In The Peony Pavilion—which is traditionally performed as a Chinese opera—the protagonist, Du Liniang, falls asleep in her garden one night and encounters a beautiful man, Liu Mengmei, in a dream. Despite never having met in real life, the couple falls in love, and when Du wakes, she finds herself consumed by lovesickness, wastes away, and dies. Later, Liu — who comes to live at Du’s former residence — encounters Du in his dreams, too. At her request, Liu exhumes Du’s body, and she comes back to life.

We set The Dreamer in contemporary Shanghai and turned the supporting protagonist of A Midsummer Night’s Dream, Helena, into the main female protagonist. Helena is a single, career-driven woman in her 30s who is seen by her Chinese contemporaries as a shengnü, or leftover woman past the traditional marriage age. The play examines love, marriage, and family through her eyes.

The central themes of The Dreamer reflect those of The Peony Pavilion and the love between Du and Liu. In Chinese literature, neither character fully grasps where their love springs from, but it runs so deep that it is capable of resurrecting the dead. Both Helena’s character in The Dreamer and Du in The Peony Pavilion reside in worlds where they cannot experience true love. Helena’s image of an ideal husband is more or less the image Du holds of Liu, but when Helena finally encounters the “man of her dreams,” she realizes that he only exists in her fantasy; this realization causes her to suffer delusions in the form of appalling nightmares interspersed with sweet, nostalgic memories.

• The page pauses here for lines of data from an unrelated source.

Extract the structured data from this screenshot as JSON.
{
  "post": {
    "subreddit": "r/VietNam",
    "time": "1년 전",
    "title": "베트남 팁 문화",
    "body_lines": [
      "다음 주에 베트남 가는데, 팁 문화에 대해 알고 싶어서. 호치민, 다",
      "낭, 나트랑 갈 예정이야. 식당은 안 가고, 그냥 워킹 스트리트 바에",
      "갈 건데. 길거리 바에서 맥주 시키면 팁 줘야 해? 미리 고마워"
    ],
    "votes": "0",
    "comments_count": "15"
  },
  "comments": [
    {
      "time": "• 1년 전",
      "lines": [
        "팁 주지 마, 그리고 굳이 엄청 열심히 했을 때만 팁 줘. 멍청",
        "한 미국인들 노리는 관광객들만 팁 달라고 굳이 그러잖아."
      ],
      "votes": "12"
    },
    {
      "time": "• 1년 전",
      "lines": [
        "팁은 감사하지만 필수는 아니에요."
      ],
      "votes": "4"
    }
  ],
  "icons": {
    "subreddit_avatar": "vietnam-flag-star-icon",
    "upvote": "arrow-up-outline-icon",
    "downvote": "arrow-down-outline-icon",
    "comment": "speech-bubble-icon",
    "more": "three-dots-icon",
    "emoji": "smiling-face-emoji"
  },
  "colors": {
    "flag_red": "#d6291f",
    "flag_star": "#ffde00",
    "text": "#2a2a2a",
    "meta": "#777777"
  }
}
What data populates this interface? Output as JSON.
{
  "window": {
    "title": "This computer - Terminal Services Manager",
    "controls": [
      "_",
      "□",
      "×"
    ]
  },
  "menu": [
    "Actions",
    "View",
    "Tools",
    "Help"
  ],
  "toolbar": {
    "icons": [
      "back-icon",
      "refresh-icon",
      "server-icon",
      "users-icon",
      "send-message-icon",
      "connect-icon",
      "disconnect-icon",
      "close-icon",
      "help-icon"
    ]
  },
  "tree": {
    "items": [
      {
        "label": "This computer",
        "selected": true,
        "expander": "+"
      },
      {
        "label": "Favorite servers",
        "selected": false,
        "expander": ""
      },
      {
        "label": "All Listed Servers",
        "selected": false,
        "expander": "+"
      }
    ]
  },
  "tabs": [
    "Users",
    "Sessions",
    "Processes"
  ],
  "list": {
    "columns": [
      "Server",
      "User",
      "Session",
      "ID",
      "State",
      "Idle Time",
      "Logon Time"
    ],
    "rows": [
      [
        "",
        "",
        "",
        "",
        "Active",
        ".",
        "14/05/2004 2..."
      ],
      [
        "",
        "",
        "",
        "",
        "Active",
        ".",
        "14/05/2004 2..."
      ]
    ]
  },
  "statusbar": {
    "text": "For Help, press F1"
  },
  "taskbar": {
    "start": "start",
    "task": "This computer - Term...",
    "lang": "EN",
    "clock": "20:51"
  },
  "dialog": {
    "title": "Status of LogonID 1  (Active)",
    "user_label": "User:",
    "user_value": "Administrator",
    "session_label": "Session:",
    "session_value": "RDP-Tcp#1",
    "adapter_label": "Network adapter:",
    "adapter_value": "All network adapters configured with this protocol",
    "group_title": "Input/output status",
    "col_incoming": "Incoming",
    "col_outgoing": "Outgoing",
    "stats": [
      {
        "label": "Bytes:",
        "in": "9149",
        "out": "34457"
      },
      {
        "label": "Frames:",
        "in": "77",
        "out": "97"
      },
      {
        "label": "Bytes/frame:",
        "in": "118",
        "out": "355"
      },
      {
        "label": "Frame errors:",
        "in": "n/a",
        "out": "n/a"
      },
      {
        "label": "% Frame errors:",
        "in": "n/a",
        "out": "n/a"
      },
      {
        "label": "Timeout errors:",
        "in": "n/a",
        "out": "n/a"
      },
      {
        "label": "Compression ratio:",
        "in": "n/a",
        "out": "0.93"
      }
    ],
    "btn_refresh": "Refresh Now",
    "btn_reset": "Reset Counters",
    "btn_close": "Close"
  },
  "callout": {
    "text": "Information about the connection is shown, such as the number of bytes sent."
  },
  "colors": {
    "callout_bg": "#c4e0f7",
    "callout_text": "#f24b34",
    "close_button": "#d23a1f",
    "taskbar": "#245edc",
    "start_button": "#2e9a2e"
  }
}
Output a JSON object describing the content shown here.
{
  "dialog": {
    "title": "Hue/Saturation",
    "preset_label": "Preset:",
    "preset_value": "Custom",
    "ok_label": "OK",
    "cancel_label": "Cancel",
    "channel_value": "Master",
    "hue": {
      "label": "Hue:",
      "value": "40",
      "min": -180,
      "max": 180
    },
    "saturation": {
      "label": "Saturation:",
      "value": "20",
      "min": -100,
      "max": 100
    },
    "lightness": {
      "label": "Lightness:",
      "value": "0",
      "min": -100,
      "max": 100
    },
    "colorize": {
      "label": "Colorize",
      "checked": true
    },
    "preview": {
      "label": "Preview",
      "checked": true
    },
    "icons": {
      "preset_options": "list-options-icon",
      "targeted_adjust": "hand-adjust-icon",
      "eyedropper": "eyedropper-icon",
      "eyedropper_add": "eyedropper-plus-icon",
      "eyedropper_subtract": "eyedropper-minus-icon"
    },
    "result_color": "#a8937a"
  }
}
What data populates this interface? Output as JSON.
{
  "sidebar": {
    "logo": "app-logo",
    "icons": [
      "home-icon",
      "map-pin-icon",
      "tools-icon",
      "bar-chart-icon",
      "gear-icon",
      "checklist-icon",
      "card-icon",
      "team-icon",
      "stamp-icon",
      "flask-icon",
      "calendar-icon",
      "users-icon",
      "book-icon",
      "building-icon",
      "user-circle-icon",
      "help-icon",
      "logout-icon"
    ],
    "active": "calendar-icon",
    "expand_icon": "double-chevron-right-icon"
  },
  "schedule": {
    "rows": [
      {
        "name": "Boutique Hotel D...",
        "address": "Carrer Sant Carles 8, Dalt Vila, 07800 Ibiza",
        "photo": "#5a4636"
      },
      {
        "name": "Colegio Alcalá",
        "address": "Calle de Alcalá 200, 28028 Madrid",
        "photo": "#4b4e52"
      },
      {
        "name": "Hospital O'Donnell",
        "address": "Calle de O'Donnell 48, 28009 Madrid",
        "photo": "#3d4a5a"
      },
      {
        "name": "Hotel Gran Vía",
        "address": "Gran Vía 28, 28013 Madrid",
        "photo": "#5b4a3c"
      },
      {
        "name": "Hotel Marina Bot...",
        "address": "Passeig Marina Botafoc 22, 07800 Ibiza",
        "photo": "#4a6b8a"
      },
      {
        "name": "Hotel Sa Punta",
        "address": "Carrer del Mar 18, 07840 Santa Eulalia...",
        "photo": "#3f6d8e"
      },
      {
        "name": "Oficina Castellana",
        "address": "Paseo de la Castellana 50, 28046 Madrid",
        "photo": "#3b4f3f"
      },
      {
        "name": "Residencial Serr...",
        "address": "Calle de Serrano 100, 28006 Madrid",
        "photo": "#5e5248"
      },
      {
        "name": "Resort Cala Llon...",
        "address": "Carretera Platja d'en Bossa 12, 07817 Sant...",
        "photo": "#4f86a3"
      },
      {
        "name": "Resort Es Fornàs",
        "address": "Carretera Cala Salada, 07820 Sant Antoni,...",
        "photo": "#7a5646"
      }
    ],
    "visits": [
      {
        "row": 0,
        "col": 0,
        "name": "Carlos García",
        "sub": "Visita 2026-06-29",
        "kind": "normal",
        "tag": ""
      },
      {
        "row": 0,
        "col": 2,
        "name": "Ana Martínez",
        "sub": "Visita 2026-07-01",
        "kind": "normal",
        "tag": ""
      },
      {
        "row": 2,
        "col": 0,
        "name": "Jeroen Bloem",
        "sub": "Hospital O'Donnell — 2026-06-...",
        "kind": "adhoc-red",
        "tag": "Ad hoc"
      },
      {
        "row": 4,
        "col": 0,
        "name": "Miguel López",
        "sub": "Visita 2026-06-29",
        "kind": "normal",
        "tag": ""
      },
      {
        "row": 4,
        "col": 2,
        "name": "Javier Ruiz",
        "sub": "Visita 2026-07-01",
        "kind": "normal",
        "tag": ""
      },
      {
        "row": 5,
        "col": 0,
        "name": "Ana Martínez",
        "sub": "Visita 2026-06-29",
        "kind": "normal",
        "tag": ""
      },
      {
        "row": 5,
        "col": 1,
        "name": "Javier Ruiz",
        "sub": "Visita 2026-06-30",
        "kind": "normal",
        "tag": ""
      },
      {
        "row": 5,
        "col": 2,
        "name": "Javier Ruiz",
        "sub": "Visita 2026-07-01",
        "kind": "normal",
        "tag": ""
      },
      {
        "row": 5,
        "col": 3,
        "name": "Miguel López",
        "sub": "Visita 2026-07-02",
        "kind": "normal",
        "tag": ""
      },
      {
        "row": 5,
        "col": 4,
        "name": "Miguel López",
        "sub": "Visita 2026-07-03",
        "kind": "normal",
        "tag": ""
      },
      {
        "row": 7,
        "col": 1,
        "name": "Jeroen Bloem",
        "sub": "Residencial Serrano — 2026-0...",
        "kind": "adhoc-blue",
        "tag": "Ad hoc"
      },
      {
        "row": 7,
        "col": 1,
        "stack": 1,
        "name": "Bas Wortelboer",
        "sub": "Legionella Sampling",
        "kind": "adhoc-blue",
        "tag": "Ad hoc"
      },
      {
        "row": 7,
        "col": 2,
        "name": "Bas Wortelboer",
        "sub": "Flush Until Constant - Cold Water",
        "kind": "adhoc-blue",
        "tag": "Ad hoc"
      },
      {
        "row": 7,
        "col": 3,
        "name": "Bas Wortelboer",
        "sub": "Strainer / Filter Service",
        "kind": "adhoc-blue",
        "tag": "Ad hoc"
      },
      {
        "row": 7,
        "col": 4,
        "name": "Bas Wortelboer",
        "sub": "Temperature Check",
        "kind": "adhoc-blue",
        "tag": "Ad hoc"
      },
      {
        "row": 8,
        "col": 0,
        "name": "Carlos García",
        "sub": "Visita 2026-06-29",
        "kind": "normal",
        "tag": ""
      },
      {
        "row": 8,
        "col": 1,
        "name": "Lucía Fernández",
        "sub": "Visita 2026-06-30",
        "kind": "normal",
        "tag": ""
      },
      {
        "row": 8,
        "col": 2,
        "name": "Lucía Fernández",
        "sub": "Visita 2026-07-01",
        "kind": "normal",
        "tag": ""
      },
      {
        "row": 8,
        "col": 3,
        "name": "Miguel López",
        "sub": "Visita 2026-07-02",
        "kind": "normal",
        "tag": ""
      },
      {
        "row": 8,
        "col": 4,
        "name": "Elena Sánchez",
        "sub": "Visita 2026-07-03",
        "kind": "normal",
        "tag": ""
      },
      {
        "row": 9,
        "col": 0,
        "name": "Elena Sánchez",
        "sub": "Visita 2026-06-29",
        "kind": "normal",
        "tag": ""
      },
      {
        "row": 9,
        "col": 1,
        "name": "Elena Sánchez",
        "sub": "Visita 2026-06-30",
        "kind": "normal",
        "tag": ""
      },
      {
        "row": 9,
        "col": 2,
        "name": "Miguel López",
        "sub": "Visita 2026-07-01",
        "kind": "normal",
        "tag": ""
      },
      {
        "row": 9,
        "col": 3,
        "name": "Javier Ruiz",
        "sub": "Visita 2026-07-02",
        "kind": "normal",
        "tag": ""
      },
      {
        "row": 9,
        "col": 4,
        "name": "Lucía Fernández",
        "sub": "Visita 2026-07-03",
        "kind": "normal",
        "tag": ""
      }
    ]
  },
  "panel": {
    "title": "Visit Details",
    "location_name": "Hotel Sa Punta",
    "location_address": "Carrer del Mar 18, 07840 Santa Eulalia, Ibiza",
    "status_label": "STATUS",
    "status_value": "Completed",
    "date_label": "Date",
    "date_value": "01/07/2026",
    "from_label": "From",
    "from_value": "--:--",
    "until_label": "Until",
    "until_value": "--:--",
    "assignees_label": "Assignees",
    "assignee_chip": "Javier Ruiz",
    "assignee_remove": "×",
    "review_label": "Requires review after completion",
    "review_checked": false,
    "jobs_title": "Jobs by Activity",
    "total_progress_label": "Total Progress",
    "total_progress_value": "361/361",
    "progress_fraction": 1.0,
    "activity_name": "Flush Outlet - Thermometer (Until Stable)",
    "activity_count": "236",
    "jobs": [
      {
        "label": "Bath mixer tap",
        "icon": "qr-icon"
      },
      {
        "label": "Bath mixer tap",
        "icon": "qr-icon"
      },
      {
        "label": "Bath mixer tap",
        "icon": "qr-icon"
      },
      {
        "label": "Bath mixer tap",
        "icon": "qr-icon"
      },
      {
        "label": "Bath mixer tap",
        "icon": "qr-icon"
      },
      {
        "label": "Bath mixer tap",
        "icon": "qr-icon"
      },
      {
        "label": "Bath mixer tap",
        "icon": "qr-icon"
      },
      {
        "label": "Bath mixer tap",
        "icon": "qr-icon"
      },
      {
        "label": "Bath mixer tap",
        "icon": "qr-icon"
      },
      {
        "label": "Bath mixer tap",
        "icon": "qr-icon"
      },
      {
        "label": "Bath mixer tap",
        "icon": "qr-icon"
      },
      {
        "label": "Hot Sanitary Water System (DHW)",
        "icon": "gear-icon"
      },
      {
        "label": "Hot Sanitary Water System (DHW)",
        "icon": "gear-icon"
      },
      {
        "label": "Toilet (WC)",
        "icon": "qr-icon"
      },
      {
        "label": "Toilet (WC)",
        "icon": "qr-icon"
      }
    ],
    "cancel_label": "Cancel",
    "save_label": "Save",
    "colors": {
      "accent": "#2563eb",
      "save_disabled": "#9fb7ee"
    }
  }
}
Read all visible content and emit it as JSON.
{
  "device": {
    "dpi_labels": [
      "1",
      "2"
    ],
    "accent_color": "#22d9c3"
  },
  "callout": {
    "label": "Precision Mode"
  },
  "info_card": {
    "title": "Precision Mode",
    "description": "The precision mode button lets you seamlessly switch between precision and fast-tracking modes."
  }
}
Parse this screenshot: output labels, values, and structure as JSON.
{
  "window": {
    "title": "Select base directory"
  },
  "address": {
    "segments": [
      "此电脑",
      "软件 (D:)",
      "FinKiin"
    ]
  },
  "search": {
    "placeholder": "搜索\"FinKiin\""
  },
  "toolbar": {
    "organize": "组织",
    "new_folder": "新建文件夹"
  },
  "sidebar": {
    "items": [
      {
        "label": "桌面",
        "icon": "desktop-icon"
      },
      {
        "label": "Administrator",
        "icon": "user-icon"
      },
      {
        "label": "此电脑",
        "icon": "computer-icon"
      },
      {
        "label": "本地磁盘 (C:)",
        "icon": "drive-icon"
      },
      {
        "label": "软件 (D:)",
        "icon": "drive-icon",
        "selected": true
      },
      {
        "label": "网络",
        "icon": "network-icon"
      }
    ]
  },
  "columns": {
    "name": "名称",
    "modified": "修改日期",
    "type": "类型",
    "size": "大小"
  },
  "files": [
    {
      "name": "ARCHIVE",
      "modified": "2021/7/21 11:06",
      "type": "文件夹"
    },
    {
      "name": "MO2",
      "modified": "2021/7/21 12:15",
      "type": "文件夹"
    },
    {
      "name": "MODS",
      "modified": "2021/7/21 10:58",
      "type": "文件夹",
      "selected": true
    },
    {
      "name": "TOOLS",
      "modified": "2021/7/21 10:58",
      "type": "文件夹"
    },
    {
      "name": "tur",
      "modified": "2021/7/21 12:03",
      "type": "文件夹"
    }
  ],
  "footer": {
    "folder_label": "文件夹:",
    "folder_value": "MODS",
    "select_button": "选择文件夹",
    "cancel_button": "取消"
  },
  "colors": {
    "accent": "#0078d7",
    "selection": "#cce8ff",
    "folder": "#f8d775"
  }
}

No matter whether a play is a classic or a newly devised work, we must put ourselves in the shoes of the modern audience and consider their reactions. If a play can’t resonate with those who watch it, then it is purposeless. Those in the theater community cannot resist the forces of a changing society and changing audiences; rather, we must aim to reflect these changes without distorting a classic’s original intentions.

Seeing The Dreamer receive such praise from overseas audiences makes me extremely happy. It shows that Tang’s work can reach a global fan base in the same way that Shakespeare’s plays have, and that international audiences can enjoy traditional Chinese opera styles. The imagery used in The Dreamer seems very contemporary, but its form actually remains much closer to that of traditional Chinese opera.

The Dreamer represents a significant step forward not only for traditional Chinese opera but also for Chinese theater overall. As playwrights spread traditional Chinese culture globally, we need to maintain both an international outlook and an awareness of our country’s past. We must avoid modernizing a play for the sake of it and globalizing our output in the blind pursuit of exposure. Overall, I feel that The Dreamer has managed to strike this balance.

Translator: Christine Liu; editors: Wu Haiyun and Matthew Walsh.

This post originally appeared in Sixth Tone on October 15, 2017 and has been reposted with permission. 

This post was written by the author in their personal capacity.The opinions expressed in this article are the author’s own and do not reflect the view of The Theatre Times, their staff or collaborators.

This post was written by Nick Rongjun Yu.

The views expressed here belong to the author and do not necessarily reflect our views and opinions.